Suzanna Atkinson, Visitor Services Officer at Haddo Country Park, said: “It was an honour to meet with His Royal Highness to explain how important Haddo is to the local community. Haddo has long since been a place the community can call their own, having been open to the public for 200 years. Nevermore than the last two years has this been so important. COVID restrictions saw Haddo's popularity sore, it was a safe haven to our most vulnerable and those who sought the comfort that can only be found in the outdoors. We are keenly aware of the healing and restorative powers of beautiful countryside and will do everything in our power to bring Haddo back to her former glory.
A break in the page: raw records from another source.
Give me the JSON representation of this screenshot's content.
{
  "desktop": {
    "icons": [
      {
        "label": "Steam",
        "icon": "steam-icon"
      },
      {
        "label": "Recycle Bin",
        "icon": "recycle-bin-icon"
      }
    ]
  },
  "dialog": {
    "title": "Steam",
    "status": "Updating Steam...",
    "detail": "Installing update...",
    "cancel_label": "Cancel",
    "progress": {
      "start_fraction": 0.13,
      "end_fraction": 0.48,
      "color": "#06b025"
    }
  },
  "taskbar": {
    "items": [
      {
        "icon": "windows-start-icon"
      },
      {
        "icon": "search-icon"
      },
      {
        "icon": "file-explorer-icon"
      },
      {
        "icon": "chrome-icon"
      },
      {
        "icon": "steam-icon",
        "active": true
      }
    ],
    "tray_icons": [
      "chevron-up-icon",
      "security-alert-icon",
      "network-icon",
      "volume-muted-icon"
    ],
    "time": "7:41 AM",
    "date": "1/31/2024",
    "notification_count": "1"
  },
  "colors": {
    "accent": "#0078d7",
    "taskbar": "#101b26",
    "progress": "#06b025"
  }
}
"The Friends of Haddo Country Park volunteer team have worked so hard to make the first steps towards reopening. The community, along with local businesses, are stepping up in their droves to join our team or offer assistance. For His Royal Highness to recognise our plight is quite overwhelming. The Prince's knowledge of native woodland is extensive, we place huge value on his input and expertise.
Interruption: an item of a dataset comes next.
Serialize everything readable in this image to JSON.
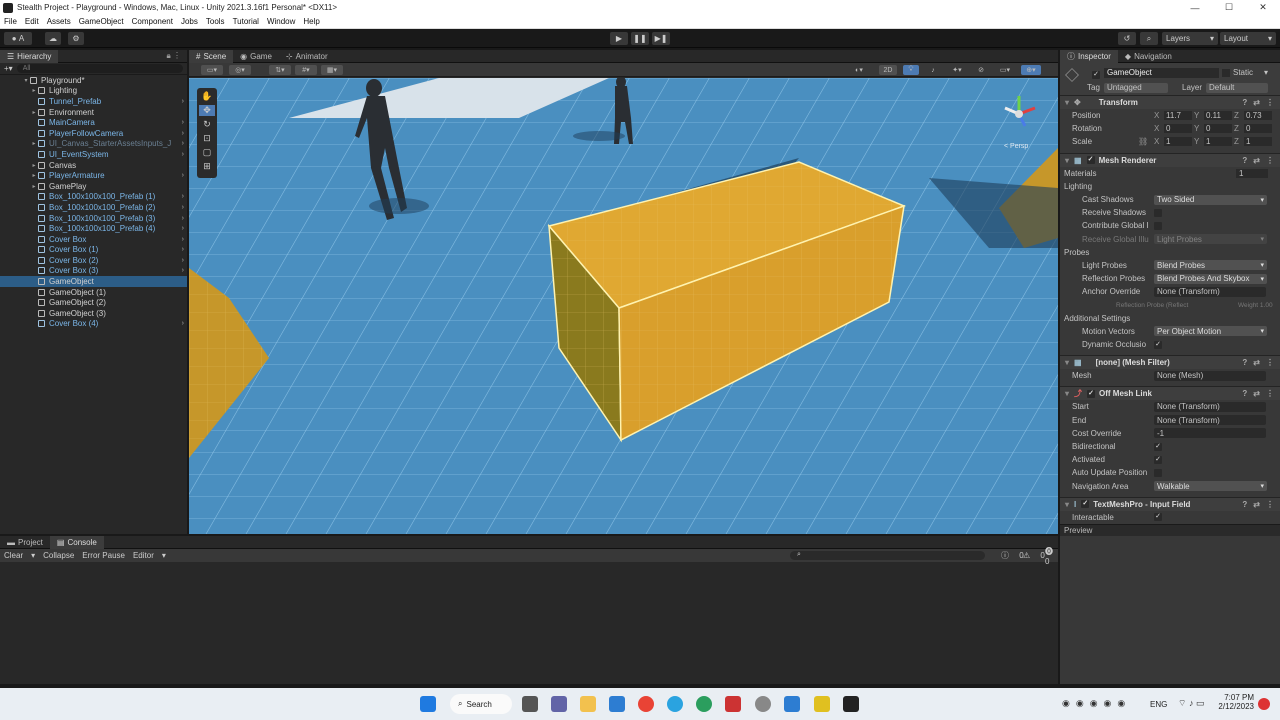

"We will soon begin asking the local community to grow a Haddo legacy tree. We want Haddo's future to be as positively impactful as possible by asking everyone to nurture a small piece of Haddo's future prior to its replanting - Haddo has always been the people's park, so what better way to mark that than for the people to help her recover."

Tessa Carr, from the Ellon Resilience Group – one of many community groups who supported the community in the days following the storm – said: “The Ellon Resilience Group was set up following terrible flooding in 2016, to work locally to open up places of safety at times of great need. When we saw the devastation that had been caused by the storm, we quickly mobilised the support of the group, opening Victoria Hall in the town, to provide help to those without power, and later relocating to the Academy which offered better facilities when it became obvious that the loss of power would extend for some time.
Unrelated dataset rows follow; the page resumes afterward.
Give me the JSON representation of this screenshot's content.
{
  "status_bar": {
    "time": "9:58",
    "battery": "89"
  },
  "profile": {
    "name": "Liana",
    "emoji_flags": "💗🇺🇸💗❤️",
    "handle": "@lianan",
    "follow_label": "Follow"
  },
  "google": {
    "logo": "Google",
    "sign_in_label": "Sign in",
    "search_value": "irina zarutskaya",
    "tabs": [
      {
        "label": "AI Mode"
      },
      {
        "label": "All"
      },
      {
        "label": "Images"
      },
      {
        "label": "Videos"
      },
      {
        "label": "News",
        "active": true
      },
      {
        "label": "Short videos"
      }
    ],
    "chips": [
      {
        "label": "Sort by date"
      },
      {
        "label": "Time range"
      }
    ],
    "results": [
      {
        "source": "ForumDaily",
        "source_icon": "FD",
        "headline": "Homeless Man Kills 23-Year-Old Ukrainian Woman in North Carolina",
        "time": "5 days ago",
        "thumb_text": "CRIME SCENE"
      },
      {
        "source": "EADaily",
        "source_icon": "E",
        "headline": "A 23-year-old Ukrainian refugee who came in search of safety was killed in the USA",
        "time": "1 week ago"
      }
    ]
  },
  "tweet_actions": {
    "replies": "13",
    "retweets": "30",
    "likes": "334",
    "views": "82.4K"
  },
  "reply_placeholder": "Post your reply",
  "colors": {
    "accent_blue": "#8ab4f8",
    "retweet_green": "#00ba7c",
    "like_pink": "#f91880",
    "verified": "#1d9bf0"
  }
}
“It was a great community effort and made so much easier because there was an established group of willing volunteers, who worked together to help those most in need.”

HRH also met Philip Long OBE, Chief Executive of the National Trust for Scotland. He said: “We were delighted to have had the opportunity to meet His Royal Highness at Haddo House and Country Park.

“His Royal Highness certainly recognised how difficult and distressing the aftermath of the storm has been for our staff and volunteers and offered exceptionally kind words about the magnificent efforts they have been making to ensure the affected properties are made safe again for visitors.”

The Duke met with members of local resilience groups